By Rene Millman
16th April 2007
Survey finds that two-thirds of people would give up sensitive
information in exchange for a bar of chocolate.
Two-third of workers would reveal their passwords for a piece of
chocolate, new research found.
According to a survey carried out by Infosecurity Europe of 300 office
workers and IT professionals, 64 per cent of respondents were prepared
to give their passwords in exchange for a bar of chocolate. The study
also found that 67 per cent thought that someone else in their
organisation knew their CEO's password with the most likely candidate
being the secretary or PA.
The survey was carried out on commuters at train stations in London and
on IT professionals at a computer exhibition to see if those working in
the industry were more security conscious than the average person in the
street. The survey found that with coercion from a smiling, attractive
questioner, IT professionals would give up passwords in exchange for a
bar of chocolate.
The researcher asked delegates at the IT exhibition if they knew what
the most common password is and then asked them what their password was.
Only 22 per cent of IT professionals revealed their password at this
point compared to 40 per cent of commuters.
If at first they refused to give their password the researchers would
then ask if it was based on a child, pet or football team and then
suggested potential passwords by guessing the name of their child or
team. Using social engineering techniques, a further 42 per cent of IT
professionals and 22 per cent of commuters then inadvertently revealed
their password, taking the total number of people who revealed their
password to 64 per cent for both groups.
While the survey was conducted, the researchers not only had the
respondent's password but noted their names and organisation from their
The survey found that 20 per cent of organisations no longer use
passwords with five per cent using biometric technology and tokens for

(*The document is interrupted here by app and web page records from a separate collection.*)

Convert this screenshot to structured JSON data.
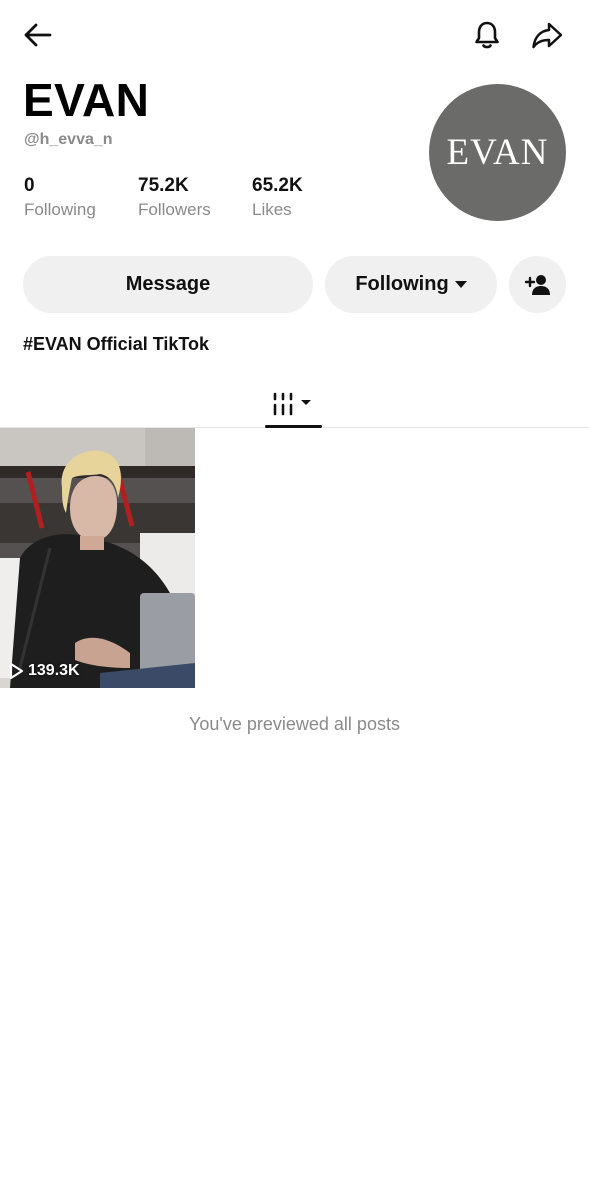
{
  "profile": {
    "display_name": "EVAN",
    "handle": "@h_evva_n",
    "avatar_text": "EVAN",
    "bio": "#EVAN Official TikTok"
  },
  "stats": {
    "following_count": "0",
    "following_label": "Following",
    "followers_count": "75.2K",
    "followers_label": "Followers",
    "likes_count": "65.2K",
    "likes_label": "Likes"
  },
  "actions": {
    "message_label": "Message",
    "following_label": "Following"
  },
  "icons": {
    "back": "back-arrow-icon",
    "notifications": "bell-icon",
    "share": "share-icon",
    "add_friend": "add-user-icon",
    "videos_tab": "grid-icon",
    "play": "play-icon"
  },
  "posts": [
    {
      "views": "139.3K"
    }
  ],
  "end_message": "You've previewed all posts",
  "colors": {
    "button_bg": "#f0f0f0",
    "muted_text": "#8a8a8a",
    "avatar_bg": "#6b6b69"
  }
}
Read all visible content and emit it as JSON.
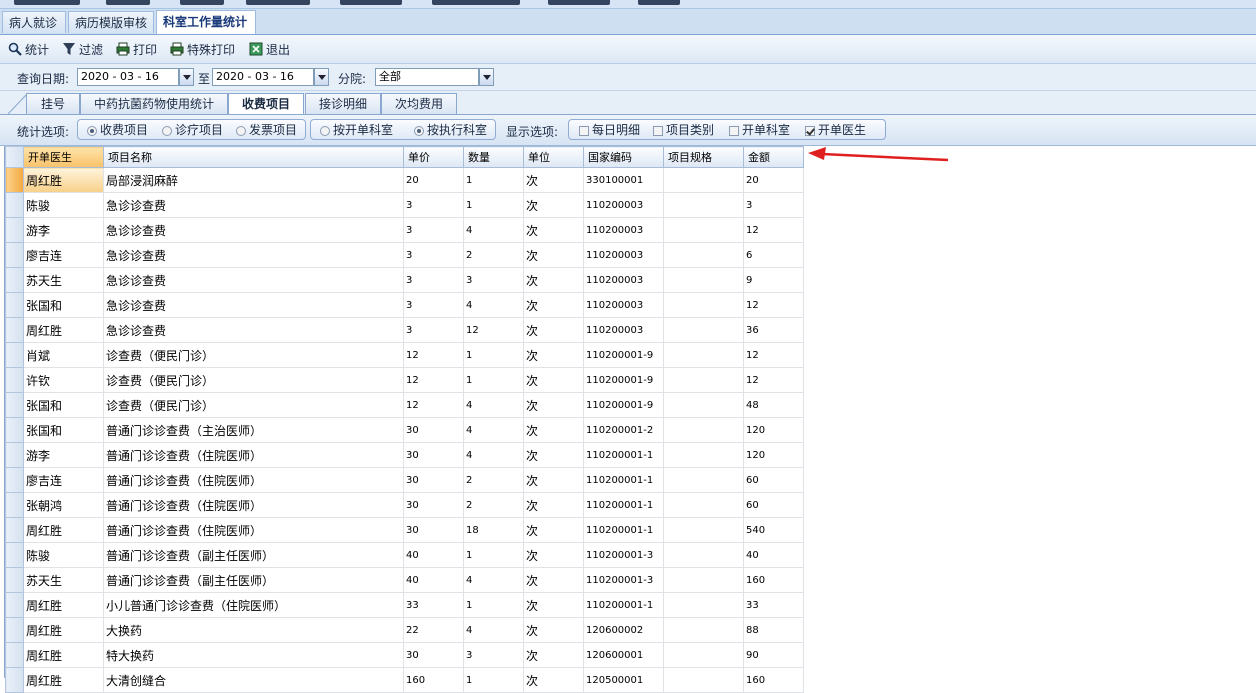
{
  "doc_tabs": [
    {
      "label": "病人就诊",
      "active": false
    },
    {
      "label": "病历模版审核",
      "active": false
    },
    {
      "label": "科室工作量统计",
      "active": true
    }
  ],
  "toolbar": {
    "stats": {
      "label": "统计",
      "icon": "magnifier-icon"
    },
    "filter": {
      "label": "过滤",
      "icon": "funnel-icon"
    },
    "print": {
      "label": "打印",
      "icon": "printer-icon"
    },
    "special_print": {
      "label": "特殊打印",
      "icon": "printer-icon"
    },
    "exit": {
      "label": "退出",
      "icon": "exit-icon"
    }
  },
  "query": {
    "date_label": "查询日期:",
    "start_date": "2020 - 03 - 16",
    "to_label": "至",
    "end_date": "2020 - 03 - 16",
    "branch_label": "分院:",
    "branch_value": "全部"
  },
  "sub_tabs": [
    {
      "label": "挂号",
      "active": false
    },
    {
      "label": "中药抗菌药物使用统计",
      "active": false
    },
    {
      "label": "收费项目",
      "active": true
    },
    {
      "label": "接诊明细",
      "active": false
    },
    {
      "label": "次均费用",
      "active": false
    }
  ],
  "options": {
    "stat_label": "统计选项:",
    "stat_items": [
      {
        "label": "收费项目",
        "selected": true
      },
      {
        "label": "诊疗项目",
        "selected": false
      },
      {
        "label": "发票项目",
        "selected": false
      }
    ],
    "dept_items": [
      {
        "label": "按开单科室",
        "selected": false
      },
      {
        "label": "按执行科室",
        "selected": true
      }
    ],
    "display_label": "显示选项:",
    "display_items": [
      {
        "label": "每日明细",
        "checked": false
      },
      {
        "label": "项目类别",
        "checked": false
      },
      {
        "label": "开单科室",
        "checked": false
      },
      {
        "label": "开单医生",
        "checked": true
      }
    ]
  },
  "table": {
    "columns": [
      "开单医生",
      "项目名称",
      "单价",
      "数量",
      "单位",
      "国家编码",
      "项目规格",
      "金额"
    ],
    "rows": [
      [
        "周红胜",
        "局部浸润麻醉",
        "20",
        "1",
        "次",
        "330100001",
        "",
        "20"
      ],
      [
        "陈骏",
        "急诊诊查费",
        "3",
        "1",
        "次",
        "110200003",
        "",
        "3"
      ],
      [
        "游李",
        "急诊诊查费",
        "3",
        "4",
        "次",
        "110200003",
        "",
        "12"
      ],
      [
        "廖吉连",
        "急诊诊查费",
        "3",
        "2",
        "次",
        "110200003",
        "",
        "6"
      ],
      [
        "苏天生",
        "急诊诊查费",
        "3",
        "3",
        "次",
        "110200003",
        "",
        "9"
      ],
      [
        "张国和",
        "急诊诊查费",
        "3",
        "4",
        "次",
        "110200003",
        "",
        "12"
      ],
      [
        "周红胜",
        "急诊诊查费",
        "3",
        "12",
        "次",
        "110200003",
        "",
        "36"
      ],
      [
        "肖斌",
        "诊查费（便民门诊）",
        "12",
        "1",
        "次",
        "110200001-9",
        "",
        "12"
      ],
      [
        "许钦",
        "诊查费（便民门诊）",
        "12",
        "1",
        "次",
        "110200001-9",
        "",
        "12"
      ],
      [
        "张国和",
        "诊查费（便民门诊）",
        "12",
        "4",
        "次",
        "110200001-9",
        "",
        "48"
      ],
      [
        "张国和",
        "普通门诊诊查费（主治医师）",
        "30",
        "4",
        "次",
        "110200001-2",
        "",
        "120"
      ],
      [
        "游李",
        "普通门诊诊查费（住院医师）",
        "30",
        "4",
        "次",
        "110200001-1",
        "",
        "120"
      ],
      [
        "廖吉连",
        "普通门诊诊查费（住院医师）",
        "30",
        "2",
        "次",
        "110200001-1",
        "",
        "60"
      ],
      [
        "张朝鸿",
        "普通门诊诊查费（住院医师）",
        "30",
        "2",
        "次",
        "110200001-1",
        "",
        "60"
      ],
      [
        "周红胜",
        "普通门诊诊查费（住院医师）",
        "30",
        "18",
        "次",
        "110200001-1",
        "",
        "540"
      ],
      [
        "陈骏",
        "普通门诊诊查费（副主任医师）",
        "40",
        "1",
        "次",
        "110200001-3",
        "",
        "40"
      ],
      [
        "苏天生",
        "普通门诊诊查费（副主任医师）",
        "40",
        "4",
        "次",
        "110200001-3",
        "",
        "160"
      ],
      [
        "周红胜",
        "小儿普通门诊诊查费（住院医师）",
        "33",
        "1",
        "次",
        "110200001-1",
        "",
        "33"
      ],
      [
        "周红胜",
        "大换药",
        "22",
        "4",
        "次",
        "120600002",
        "",
        "88"
      ],
      [
        "周红胜",
        "特大换药",
        "30",
        "3",
        "次",
        "120600001",
        "",
        "90"
      ],
      [
        "周红胜",
        "大清创缝合",
        "160",
        "1",
        "次",
        "120500001",
        "",
        "160"
      ]
    ]
  },
  "colors": {
    "arrow": "#e02020",
    "sorted_header": "#f8c26a"
  }
}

identity and access management and another 15 per cent using tokens.
Sam Jeffers, Event Manager for Infosecurity Europe 2007 said that the
survey revealed that even those in responsible IT positions in large
organisations are not as aware as they should be about information
"What is most surprising is that even when the IT professionals became
slightly wary about revealing their passwords, they were put at their
ease by a smile and a bit of smooth talk," said Jeffers.
"It just goes to show that we still have a long way to go in educating
people about security policies and procedures as the person trying to
steal data from a company is just as likely to be an attractive young
woman acting as a honey trap as a hacker using technology to find a way
into a corporate network," he said.
Subscribe to InfoSec News